This is the first in a series of articles designed to help you transform your business from being in business for the glory to being in business for the money. We will look at common problems faced by most distributors, outline typical underlying causes, and discuss remedies that you can implement to prevent crises from occurring in the future. This month we will discuss stockouts of “A” ranked products.

“A” ranked products are those items in your inventory that account for 80% of your sales activity. Typically these are the 10% - 13% of your products that are constantly being requested by your customers. In order to provide great customer service it is imperative that these items are nearly always available in reasonable quantities. Best practice is to insist an “investigation” take place whenever one of these products experiences a stock out.

Understand that stockouts are usually caused by reordering the product at the wrong time rather than ordering too little of the product. A reorder point or minimum quantity for an item with recurring sales should be made up of four components:

  • The demand forecast (i.e. the quantity you predict you will sell or use)
  • The anticipated lead time (i.e. the time you estimate it will take to replenish your stock of the item from the primary source of supply)
  • The safety stock quantity (i.e., reserve inventory maintained in case you sell or use more than you estimated during the lead time or there was a delay in receiving a replenishment shipment)
  • The order or review cycle (i.e., the normal length of time between receiving replenishment shipments from the primary source of supply)

Compare the demand forecast for the month to the actual quantity sold.  If the quantity sold greatly exceeded the forecast, ask:

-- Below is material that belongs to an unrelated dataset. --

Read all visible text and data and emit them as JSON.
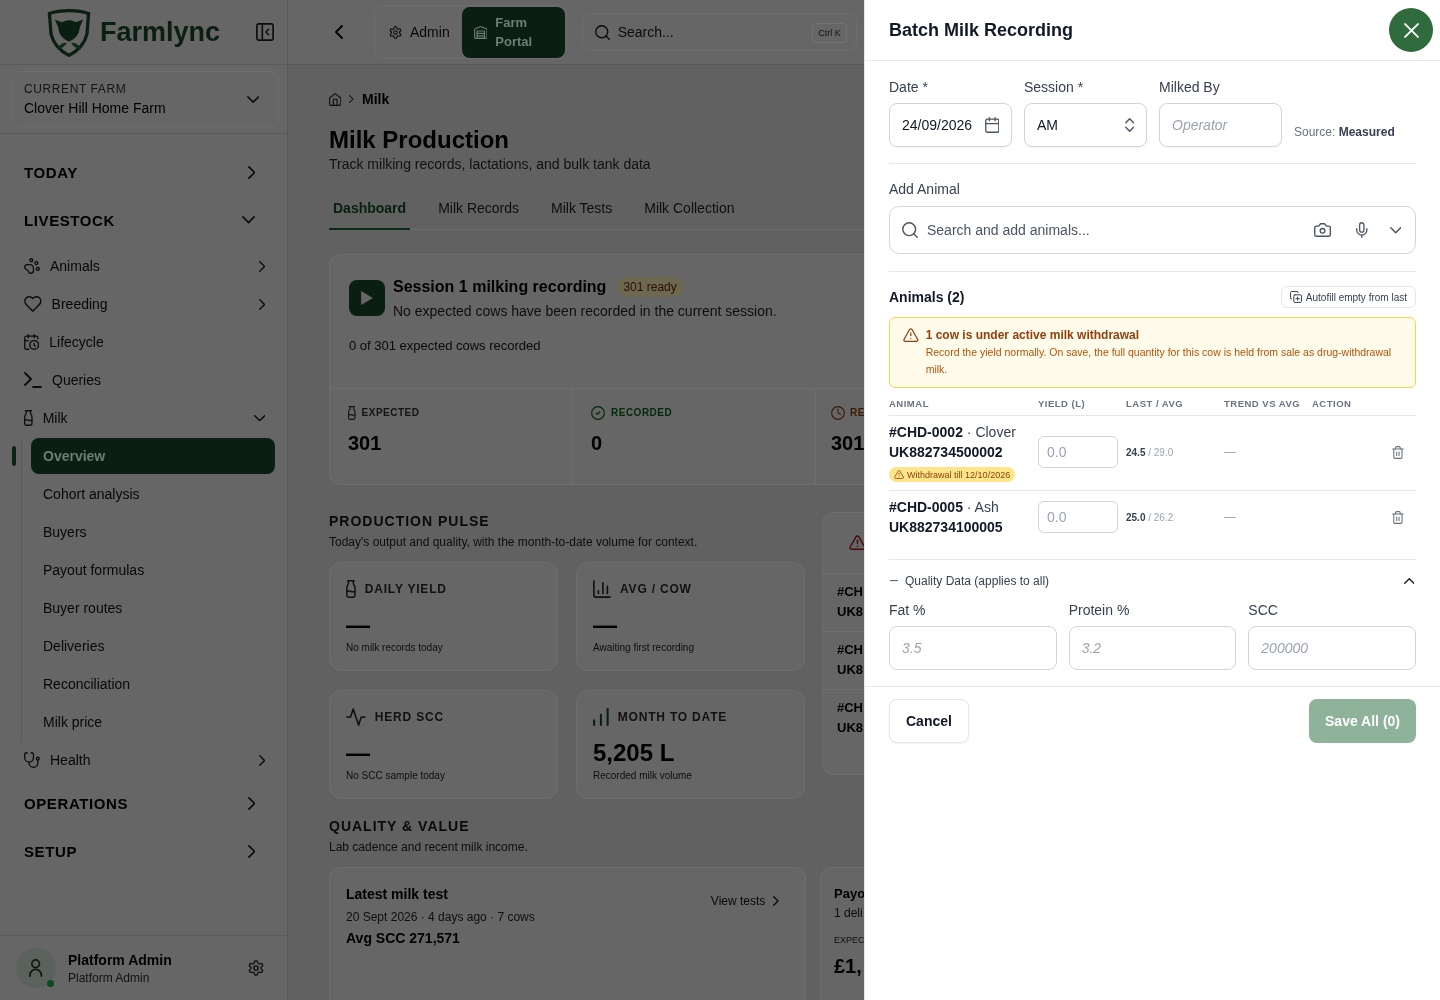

  • Was there unusual sales or usage activity that will probably not reoccur in the future? If so, be sure to adjust usage history by removing the unusual sales.
  • Are you experiencing the start of a new trend in sales or usage? Does your buyer need to immediately increase the stock of this product?
  • Do you need different or enhanced forecasting tools to predict future usage of this item? If you are continually running out of products, you may need to better forecasting procedures or software.


Compare the lead time associated with the last stock receipt to the anticipated lead time in your system. If the shipment was late contact the vendor. If the delay was caused by a temporary condition that has been corrected no action is necessary. But if this new lead time will be the new “norm” immediately change the lead time in your computer system to reflect what the anticipated lead time will be for future shipments.

Does this item continually experience fluctuating demand or lead times? If there is no pattern of usage or consistency in lead times and it is important to maintain stock on this item, you must increase the safety stock or safety allowance for the item. This is the reserve inventory you maintain to protect against stock outs. But remember that it is expensive to maintain unusually large safety stock quantities. Hopefully this will be a temporary solution as you try to improve forecast accuracy or work with your supplier to improve lead time consistency.

Is quantity on the replenishment order less than forecast demand during the order or review cycle? You will probably experience continual stockouts if you consistently order a one-week supply of an item every two weeks.

Finally, consider implementing a warning system to automatically inform the appropriate buyer if the available quantity of an “A” ranked product drops below your safety stock or reserve inventory level. This will provide them an opportunity to expedite an incoming shipment or take some other action to prevent a stockout.

Your buyers may seem productive if they are constantly in motion, jumping from crisis to crisis. But this is an illusion. They maximize their productivity (and profitability) when they are quietly doing their job and constantly looking for ways to prevent future problems. We want to replace their red fire fighter’s hat with a Sherlock Holmes investigator’s hat! CS

Jon Schreibfeder is president of Effective Inventory Management, Inc. He has authored numerous articles and several books on inventory management best practices and is the designated inventory management consultant for STAFDA. Jon can be reached at 972-304-3325 or by e-mail at